• Task brief
Carry none of the pictures over; write out the complete data exactly.

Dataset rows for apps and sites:
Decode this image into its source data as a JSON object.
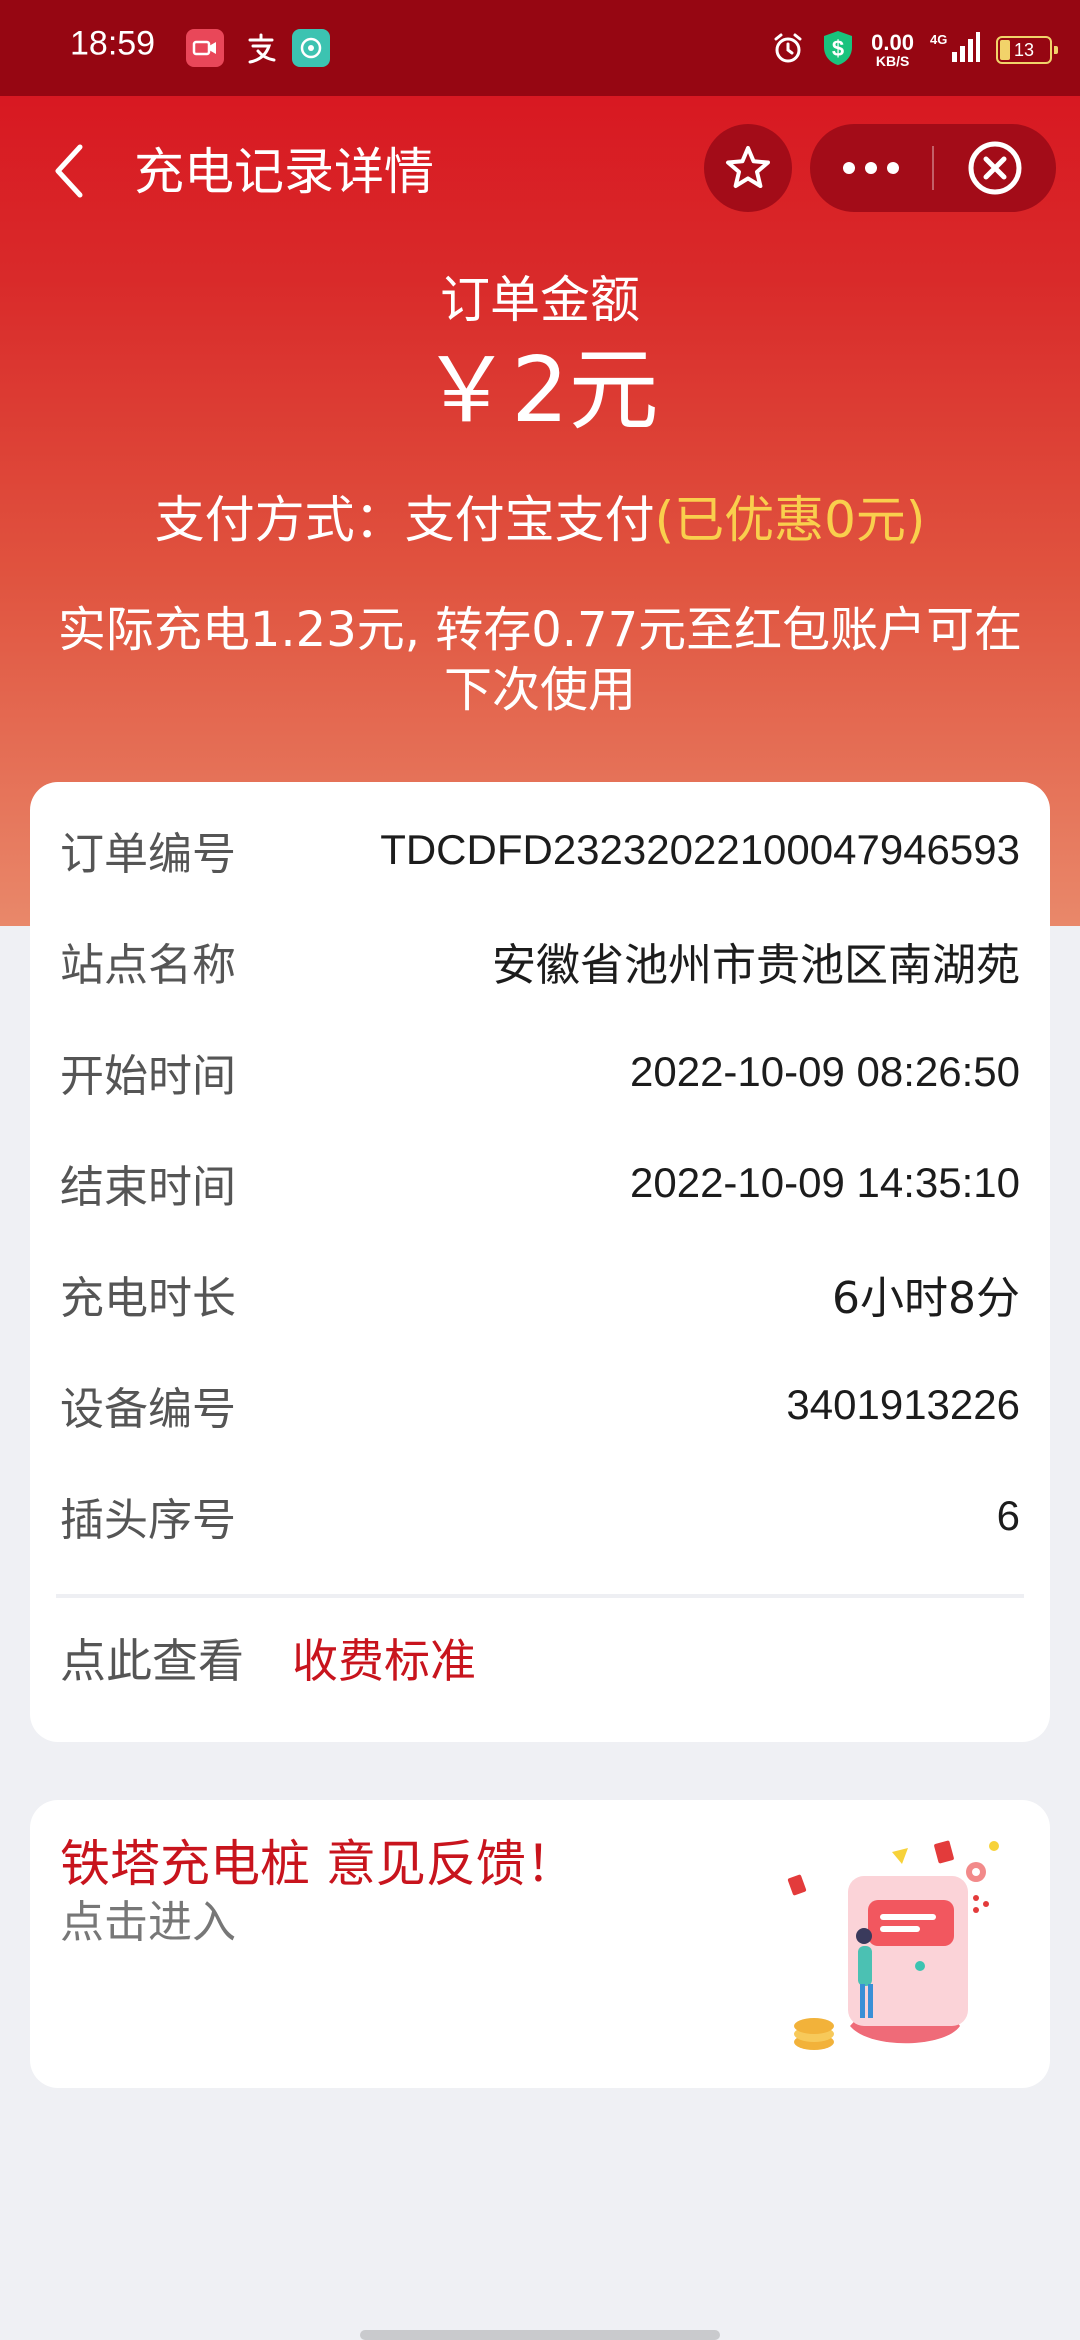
{
  "status_bar": {
    "time": "18:59",
    "speed_value": "0.00",
    "speed_unit": "KB/S",
    "network": "4G",
    "battery": "13"
  },
  "nav": {
    "title": "充电记录详情"
  },
  "summary": {
    "amount_label": "订单金额",
    "amount_value": "￥2元",
    "payment_prefix": "支付方式：支付宝支付",
    "payment_discount": "(已优惠0元)",
    "actual_note": "实际充电1.23元, 转存0.77元至红包账户可在下次使用"
  },
  "details": [
    {
      "label": "订单编号",
      "value": "TDCDFD23232022100047946593"
    },
    {
      "label": "站点名称",
      "value": "安徽省池州市贵池区南湖苑"
    },
    {
      "label": "开始时间",
      "value": "2022-10-09 08:26:50"
    },
    {
      "label": "结束时间",
      "value": "2022-10-09 14:35:10"
    },
    {
      "label": "充电时长",
      "value": "6小时8分"
    },
    {
      "label": "设备编号",
      "value": "3401913226"
    },
    {
      "label": "插头序号",
      "value": "6"
    }
  ],
  "fee": {
    "label": "点此查看",
    "link": "收费标准"
  },
  "feedback": {
    "title": "铁塔充电桩 意见反馈！",
    "subtitle": "点击进入"
  },
  "colors": {
    "brand_red": "#d80f1d",
    "status_bar": "#960612",
    "discount_yellow": "#f9cf4d",
    "link_red": "#c8141d"
  },
  "icons": [
    "back-arrow-icon",
    "star-icon",
    "more-dots-icon",
    "close-circle-icon",
    "alarm-icon",
    "dollar-shield-icon",
    "signal-icon",
    "battery-icon"
  ]
}
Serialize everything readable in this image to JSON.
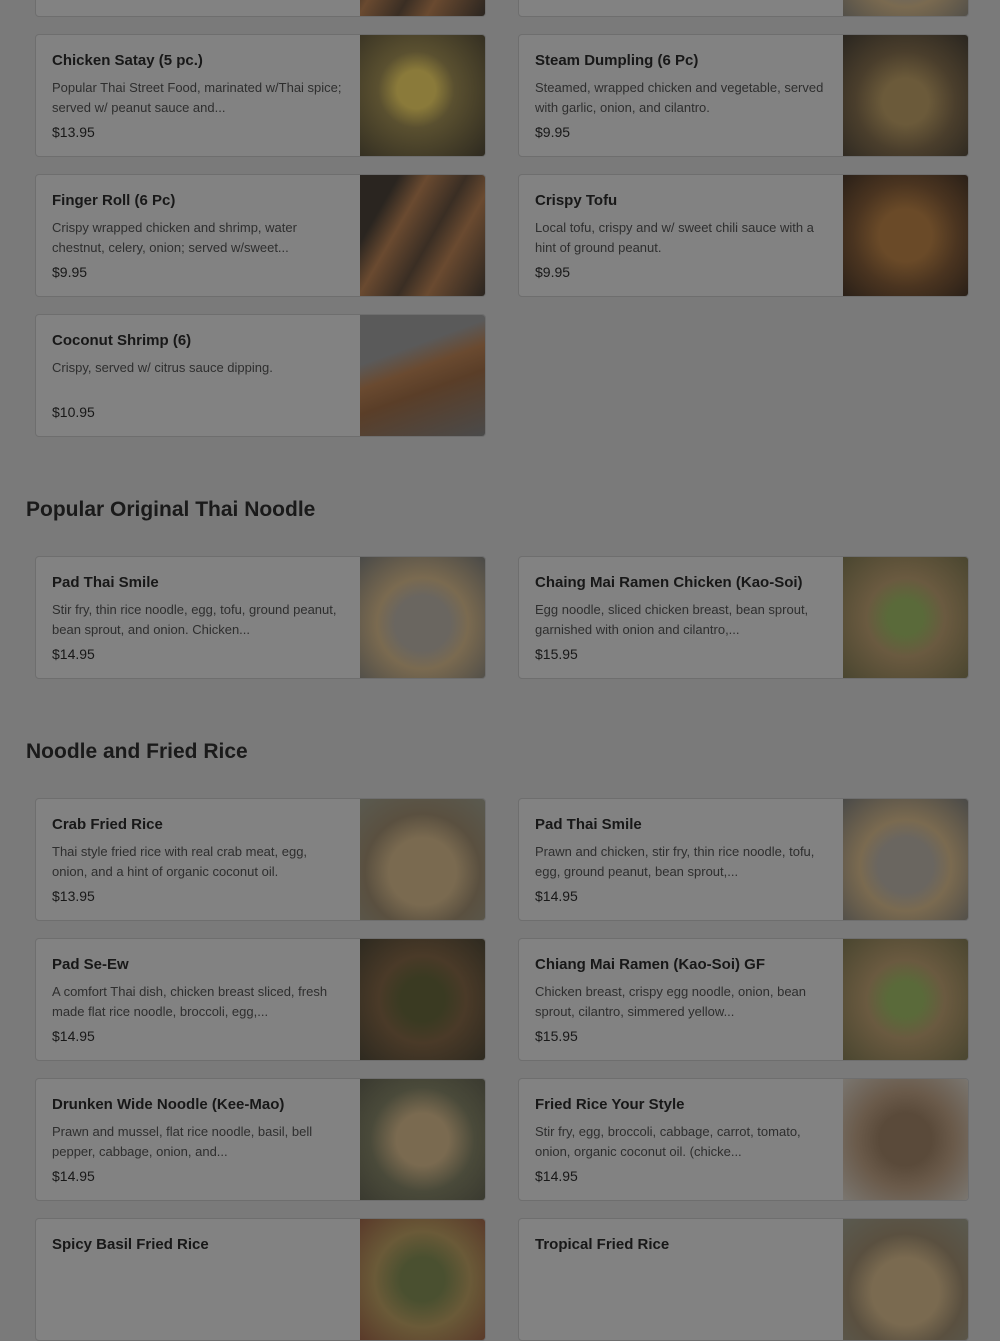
{
  "sections": [
    {
      "title": ""
    },
    {
      "title": "Popular Original Thai Noodle"
    },
    {
      "title": "Noodle and Fried Rice"
    }
  ],
  "items": [
    {
      "name": "Chicken Satay (5 pc.)",
      "desc": "Popular Thai Street Food, marinated w/Thai spice; served w/ peanut sauce and...",
      "price": "$13.95",
      "image": "chicken-satay-photo"
    },
    {
      "name": "Steam Dumpling (6 Pc)",
      "desc": "Steamed, wrapped chicken and vegetable, served with garlic, onion, and cilantro.",
      "price": "$9.95",
      "image": "dumpling-photo"
    },
    {
      "name": "Finger Roll (6 Pc)",
      "desc": "Crispy wrapped chicken and shrimp, water chestnut, celery, onion; served w/sweet...",
      "price": "$9.95",
      "image": "finger-roll-photo"
    },
    {
      "name": "Crispy Tofu",
      "desc": "Local tofu, crispy and w/ sweet chili sauce with a hint of ground peanut.",
      "price": "$9.95",
      "image": "crispy-tofu-photo"
    },
    {
      "name": "Coconut Shrimp (6)",
      "desc": "Crispy, served w/ citrus sauce dipping.",
      "price": "$10.95",
      "image": "coconut-shrimp-photo"
    },
    {
      "name": "Pad Thai Smile",
      "desc": "Stir fry, thin rice noodle, egg, tofu, ground peanut, bean sprout, and onion. Chicken...",
      "price": "$14.95",
      "image": "pad-thai-photo"
    },
    {
      "name": "Chaing Mai Ramen Chicken (Kao-Soi)",
      "desc": "Egg noodle, sliced chicken breast, bean sprout, garnished with onion and cilantro,...",
      "price": "$15.95",
      "image": "kao-soi-photo"
    },
    {
      "name": "Crab Fried Rice",
      "desc": "Thai style fried rice with real crab meat, egg, onion, and a hint of organic coconut oil.",
      "price": "$13.95",
      "image": "crab-fried-rice-photo"
    },
    {
      "name": "Pad Thai Smile",
      "desc": "Prawn and chicken, stir fry, thin rice noodle, tofu, egg, ground peanut, bean sprout,...",
      "price": "$14.95",
      "image": "pad-thai-photo"
    },
    {
      "name": "Pad Se-Ew",
      "desc": "A comfort Thai dish, chicken breast sliced, fresh made flat rice noodle, broccoli, egg,...",
      "price": "$14.95",
      "image": "pad-se-ew-photo"
    },
    {
      "name": "Chiang Mai Ramen (Kao-Soi) GF",
      "desc": "Chicken breast, crispy egg noodle, onion, bean sprout, cilantro, simmered yellow...",
      "price": "$15.95",
      "image": "kao-soi-photo"
    },
    {
      "name": "Drunken Wide Noodle (Kee-Mao)",
      "desc": "Prawn and mussel, flat rice noodle, basil, bell pepper, cabbage, onion, and...",
      "price": "$14.95",
      "image": "drunken-noodle-photo"
    },
    {
      "name": "Fried Rice Your Style",
      "desc": "Stir fry, egg, broccoli, cabbage, carrot, tomato, onion, organic coconut oil. (chicke...",
      "price": "$14.95",
      "image": "fried-rice-photo"
    },
    {
      "name": "Spicy Basil Fried Rice",
      "desc": "",
      "price": "",
      "image": "basil-fried-rice-photo"
    },
    {
      "name": "Tropical Fried Rice",
      "desc": "",
      "price": "",
      "image": "tropical-fried-rice-photo"
    }
  ]
}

• Task response
Decode this image into its source data as a JSON object.
{
  "status_bar": {
    "time": "18:59",
    "speed_value": "0.00",
    "speed_unit": "KB/S",
    "network": "4G",
    "battery": "13"
  },
  "nav": {
    "title": "充电记录详情"
  },
  "summary": {
    "amount_label": "订单金额",
    "amount_value": "￥2元",
    "payment_prefix": "支付方式：支付宝支付",
    "payment_discount": "(已优惠0元)",
    "actual_note": "实际充电1.23元, 转存0.77元至红包账户可在下次使用"
  },
  "details": [
    {
      "label": "订单编号",
      "value": "TDCDFD23232022100047946593"
    },
    {
      "label": "站点名称",
      "value": "安徽省池州市贵池区南湖苑"
    },
    {
      "label": "开始时间",
      "value": "2022-10-09 08:26:50"
    },
    {
      "label": "结束时间",
      "value": "2022-10-09 14:35:10"
    },
    {
      "label": "充电时长",
      "value": "6小时8分"
    },
    {
      "label": "设备编号",
      "value": "3401913226"
    },
    {
      "label": "插头序号",
      "value": "6"
    }
  ],
  "fee": {
    "label": "点此查看",
    "link": "收费标准"
  },
  "feedback": {
    "title": "铁塔充电桩 意见反馈！",
    "subtitle": "点击进入"
  },
  "colors": {
    "brand_red": "#d80f1d",
    "status_bar": "#960612",
    "discount_yellow": "#f9cf4d",
    "link_red": "#c8141d"
  },
  "icons": [
    "back-arrow-icon",
    "star-icon",
    "more-dots-icon",
    "close-circle-icon",
    "alarm-icon",
    "dollar-shield-icon",
    "signal-icon",
    "battery-icon"
  ]
}
Serialize everything readable in this image to JSON.
{
  "sections": [
    {
      "title": ""
    },
    {
      "title": "Popular Original Thai Noodle"
    },
    {
      "title": "Noodle and Fried Rice"
    }
  ],
  "items": [
    {
      "name": "Chicken Satay (5 pc.)",
      "desc": "Popular Thai Street Food, marinated w/Thai spice; served w/ peanut sauce and...",
      "price": "$13.95",
      "image": "chicken-satay-photo"
    },
    {
      "name": "Steam Dumpling (6 Pc)",
      "desc": "Steamed, wrapped chicken and vegetable, served with garlic, onion, and cilantro.",
      "price": "$9.95",
      "image": "dumpling-photo"
    },
    {
      "name": "Finger Roll (6 Pc)",
      "desc": "Crispy wrapped chicken and shrimp, water chestnut, celery, onion; served w/sweet...",
      "price": "$9.95",
      "image": "finger-roll-photo"
    },
    {
      "name": "Crispy Tofu",
      "desc": "Local tofu, crispy and w/ sweet chili sauce with a hint of ground peanut.",
      "price": "$9.95",
      "image": "crispy-tofu-photo"
    },
    {
      "name": "Coconut Shrimp (6)",
      "desc": "Crispy, served w/ citrus sauce dipping.",
      "price": "$10.95",
      "image": "coconut-shrimp-photo"
    },
    {
      "name": "Pad Thai Smile",
      "desc": "Stir fry, thin rice noodle, egg, tofu, ground peanut, bean sprout, and onion. Chicken...",
      "price": "$14.95",
      "image": "pad-thai-photo"
    },
    {
      "name": "Chaing Mai Ramen Chicken (Kao-Soi)",
      "desc": "Egg noodle, sliced chicken breast, bean sprout, garnished with onion and cilantro,...",
      "price": "$15.95",
      "image": "kao-soi-photo"
    },
    {
      "name": "Crab Fried Rice",
      "desc": "Thai style fried rice with real crab meat, egg, onion, and a hint of organic coconut oil.",
      "price": "$13.95",
      "image": "crab-fried-rice-photo"
    },
    {
      "name": "Pad Thai Smile",
      "desc": "Prawn and chicken, stir fry, thin rice noodle, tofu, egg, ground peanut, bean sprout,...",
      "price": "$14.95",
      "image": "pad-thai-photo"
    },
    {
      "name": "Pad Se-Ew",
      "desc": "A comfort Thai dish, chicken breast sliced, fresh made flat rice noodle, broccoli, egg,...",
      "price": "$14.95",
      "image": "pad-se-ew-photo"
    },
    {
      "name": "Chiang Mai Ramen (Kao-Soi) GF",
      "desc": "Chicken breast, crispy egg noodle, onion, bean sprout, cilantro, simmered yellow...",
      "price": "$15.95",
      "image": "kao-soi-photo"
    },
    {
      "name": "Drunken Wide Noodle (Kee-Mao)",
      "desc": "Prawn and mussel, flat rice noodle, basil, bell pepper, cabbage, onion, and...",
      "price": "$14.95",
      "image": "drunken-noodle-photo"
    },
    {
      "name": "Fried Rice Your Style",
      "desc": "Stir fry, egg, broccoli, cabbage, carrot, tomato, onion, organic coconut oil. (chicke...",
      "price": "$14.95",
      "image": "fried-rice-photo"
    },
    {
      "name": "Spicy Basil Fried Rice",
      "desc": "",
      "price": "",
      "image": "basil-fried-rice-photo"
    },
    {
      "name": "Tropical Fried Rice",
      "desc": "",
      "price": "",
      "image": "tropical-fried-rice-photo"
    }
  ]
}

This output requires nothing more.